Posted: Jun 19, 2013 6:19 PM by CBS News/MTN News
In a wide-ranging speech in front of the Brandenburg Gate in Berlin, Germany, President Obama on Wednesday unveiled U.S. plans to reduce its global nuclear presence, as part of a broader effort to "move beyond Cold War nuclear postures" and "reject the nuclear weaponization" long pursued by countries like North Korea and Iran.
Delivering a lengthy speech in the high Berlin heat, Mr. Obama, his face covered with a sheen of sweat, outlined a plan to "ensure the security of America" and its allies by "reducing our deployed strategic nuclear weapons by up to one third."
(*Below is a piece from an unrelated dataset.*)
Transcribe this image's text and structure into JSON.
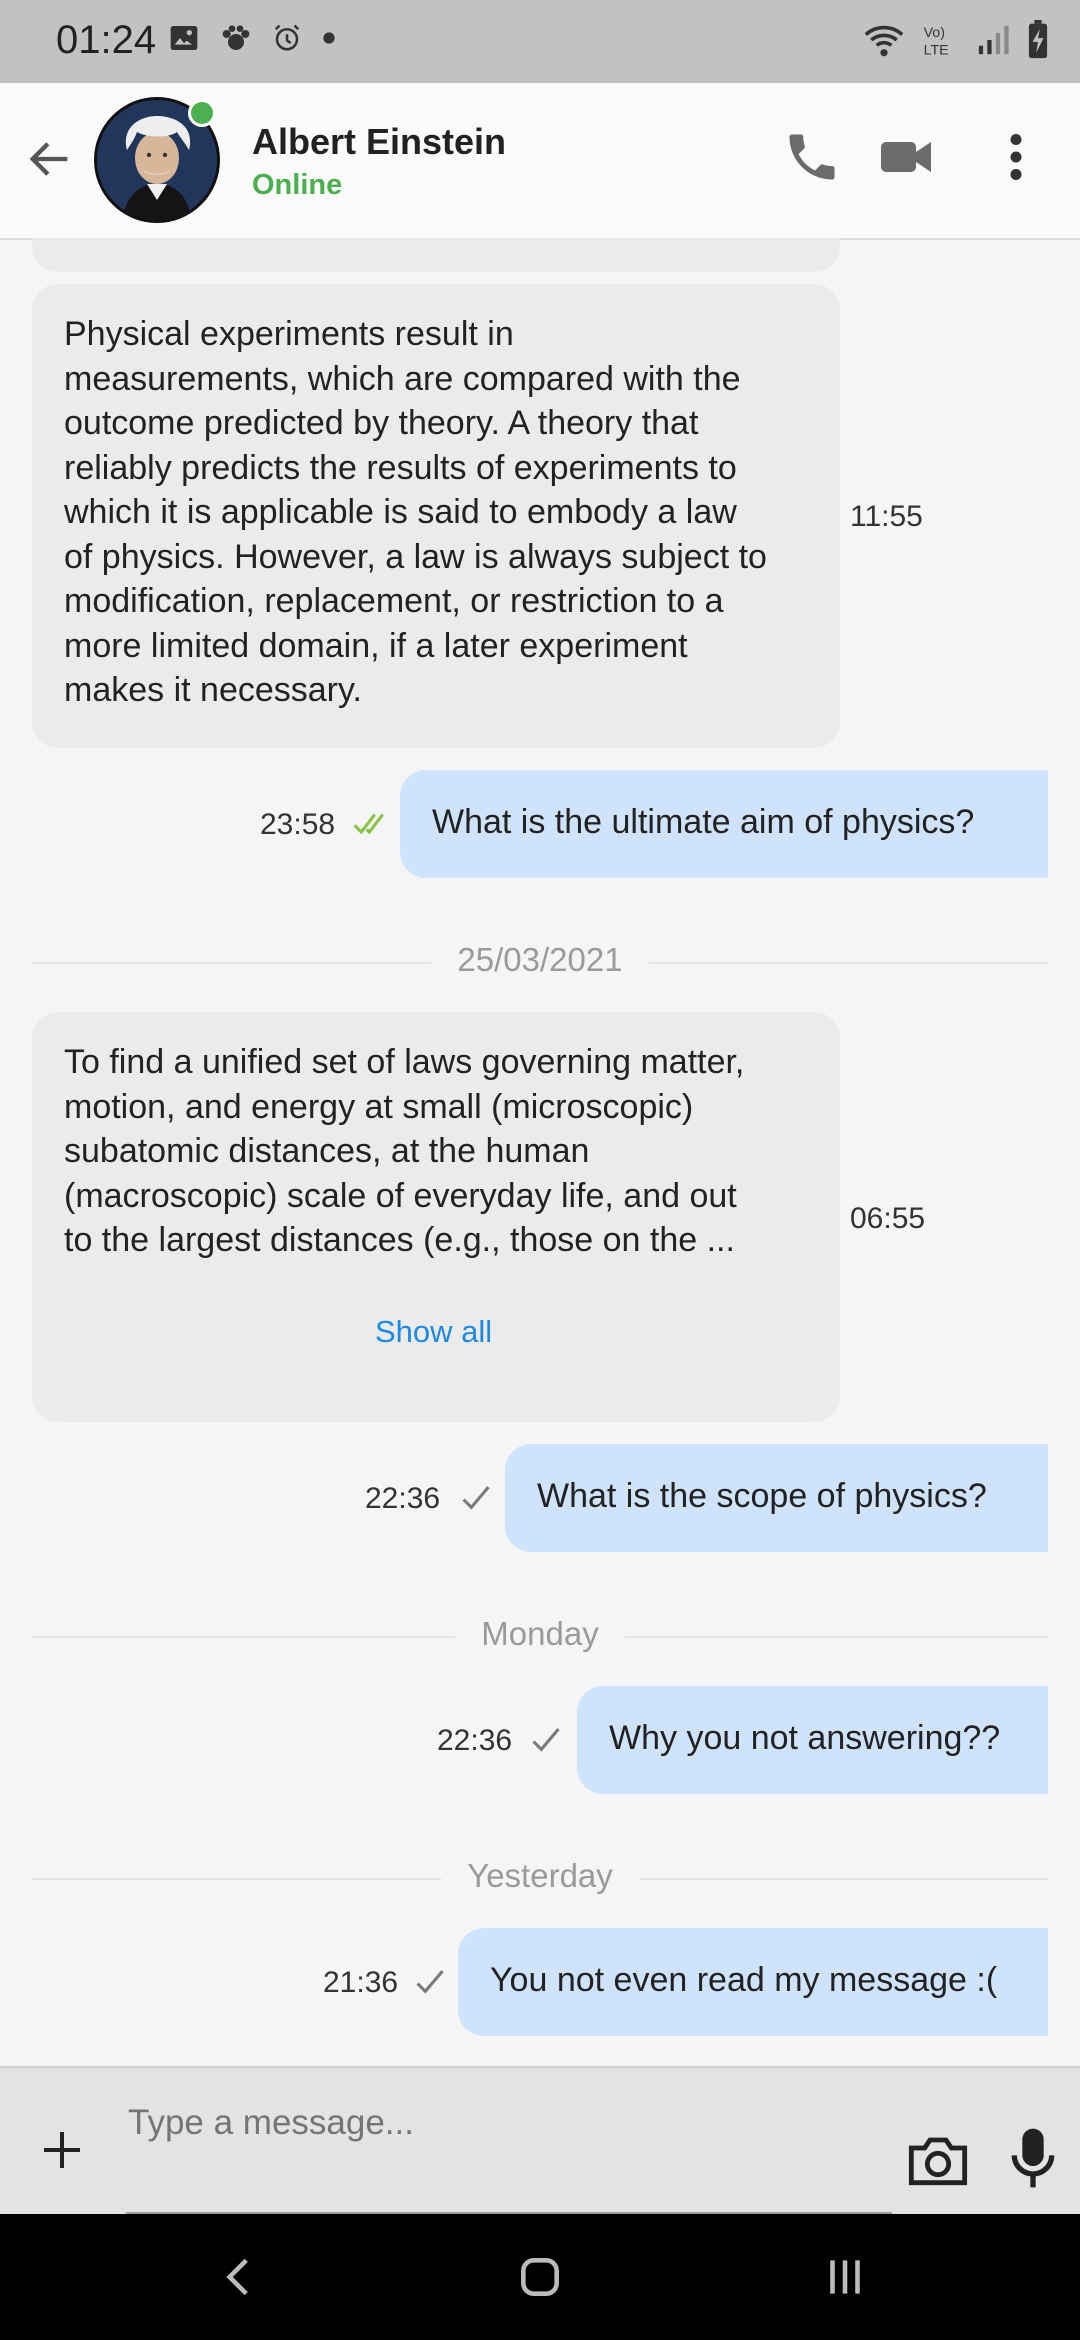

"Peace with justice means pursuing the security of a world without nuclear weapons," Mr. Obama told the crowd of thousands.
According to a White House fact sheet on the new strategy, the United States will continue to maintain a nuclear presence that can serve as a "credible deterrent, capable of convincing any potential adversary that the adverse consequences of attacking the United States or our allies and partners far outweigh any potential benefit they may seek to gain through an attack." At the same time, however, the president is directing the defense department to "strengthen non-nuclear capabilities and reduce the role of nuclear weapons in deterring non-nuclear attacks," and "examine and reduce the role of launch under attack in contingency planning."
"The guidance narrows U.S. nuclear strategy to focus on only those objectives and missions that are necessary for deterrence in the 21st century," according to the fact sheet. "In so doing, the guidance takes further steps toward reducing the role of nuclear weapons in our security strategy."
Mr. Obama said he would host a summit in 2016 as part of this effort, and that he would continue to pursue the ratification of a comprehensive nuclear test ban treaty.
Montana's Congressional delegation, Senators Max Baucus (D) and Jon Tester (D) and Representative Steve Daines (R), reacted to the announcement by reiterating their support for the nation's Inter-Continental Ballistic Missile (ICBM) force.
The nation's 450-strong ICBM force is housed in silos scattered across Montana, Wyoming, and North Dakota.
Malmstrom Air Force Base in Great Falls is responsible for the maintenance and operation of the 150 ICBMs in Montana.
In a joint press release, Baucus, Tester, and Daines said many questions remain about the details of the President's plan, but pointed out that any large-scale nuclear reduction agreement would require congressional consent.
All three reaffirmed their commitment to working together to support the ICBM mission at Malmstrom.
Baucus said, "Maintaining a strong nuclear deterrent keeps America safe and supports good-paying American jobs in Montana. There are still a lot of questions about what exactly the President is proposing and we need answers. A strong ICBM force is absolutely critical to our national defense strategy, and I won't support anything that puts our American security in jeopardy."
Tester said, "It would be misguided to further alter our nuclear stockpile before the New START Treaty is fully implemented. Nuclear weapons are the centerpiece of our defense strategy, and I will not support any short-sighted effort that threatens our national security."
Daines said, "I am deeply concerned that not only is the President's proposal unwise and short-sighted-it could seriously diminish the long-term security of our nation. For more than 50 years, the men and women at Malmstrom Air Force Base have proudly housed the 341st Missile Wing, whose motto is ‘Scaring the hell out of America's enemies since 1962.' I believe that sums up the importance of a strong nuclear deterrence program perfectly. We cannot underestimate the role that our strong nuclear defenses have played in keeping America secure and maintaining peace not only with Russia, but throughout the world."